Video of the incident set off worldwide protests against police brutality and racial injustice.

The 12-member jury found Chauvin, 45, guilty of all three charges - second-degree murder, third-degree murder and manslaughter - after considering three weeks of testimony from 45 witnesses.

"It was a murder in the full light of day, and it ripped the blinders off for the whole world to see," Mr Biden said in nationally televised remarks.

"Systemic racism is a stain on the nation's soul."

People march through the streets of Atlanta, Georgia after the verdict was announced

Read more:
Chauvin convicted of all charges in George Floyd death
Key moments in Derek Chauvin trial
View from Minneapolis: 'A step in the right direction'


Vice President Kamala Harris also delivered remarks, urging the US Senate to pass the "George Floyd Justice in Policing Act".

It was approved by the US House of Representatives and aims to stop aggressive law enforcement tactics that have targeted black people and other minority communities.

"A measure of justice isn't the same as equal justice.
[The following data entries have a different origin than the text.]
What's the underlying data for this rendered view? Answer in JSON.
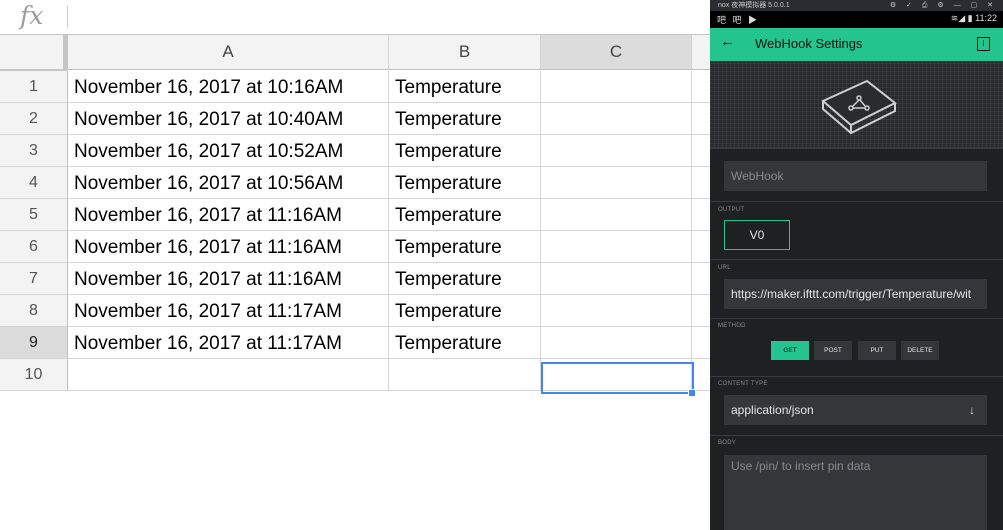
{
  "formula_bar": {
    "fx_label": "fx",
    "value": ""
  },
  "sheet": {
    "columns": [
      "A",
      "B",
      "C"
    ],
    "rows": [
      {
        "num": "1",
        "a": "November 16, 2017 at 10:16AM",
        "b": "Temperature",
        "c": ""
      },
      {
        "num": "2",
        "a": "November 16, 2017 at 10:40AM",
        "b": "Temperature",
        "c": ""
      },
      {
        "num": "3",
        "a": "November 16, 2017 at 10:52AM",
        "b": "Temperature",
        "c": ""
      },
      {
        "num": "4",
        "a": "November 16, 2017 at 10:56AM",
        "b": "Temperature",
        "c": ""
      },
      {
        "num": "5",
        "a": "November 16, 2017 at 11:16AM",
        "b": "Temperature",
        "c": ""
      },
      {
        "num": "6",
        "a": "November 16, 2017 at 11:16AM",
        "b": "Temperature",
        "c": ""
      },
      {
        "num": "7",
        "a": "November 16, 2017 at 11:16AM",
        "b": "Temperature",
        "c": ""
      },
      {
        "num": "8",
        "a": "November 16, 2017 at 11:17AM",
        "b": "Temperature",
        "c": ""
      },
      {
        "num": "9",
        "a": "November 16, 2017 at 11:17AM",
        "b": "Temperature",
        "c": ""
      },
      {
        "num": "10",
        "a": "",
        "b": "",
        "c": ""
      }
    ],
    "selected_cell": "C9"
  },
  "emulator": {
    "title": "nox 夜神模拟器 5.0.0.1",
    "controls": "⚙ ✓ ⎙ ⚙ — ▢ ✕",
    "status_left": "吧 吧 ▶",
    "status_right": "≋◢ ▮ 11:22"
  },
  "app": {
    "back_icon": "arrow-left-icon",
    "title": "WebHook Settings",
    "info_label": "i",
    "name_value": "WebHook",
    "output_label": "OUTPUT",
    "output_value": "V0",
    "url_label": "URL",
    "url_value": "https://maker.ifttt.com/trigger/Temperature/wit",
    "method_label": "METHOD",
    "methods": [
      "GET",
      "POST",
      "PUT",
      "DELETE"
    ],
    "active_method": "GET",
    "content_type_label": "CONTENT TYPE",
    "content_type_value": "application/json",
    "body_label": "BODY",
    "body_placeholder": "Use /pin/ to insert pin data",
    "accent_color": "#23c48e"
  }
}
This verdict brings us a step closer," said Ms Harris, the first black person, first Asian American and first woman to be vice president.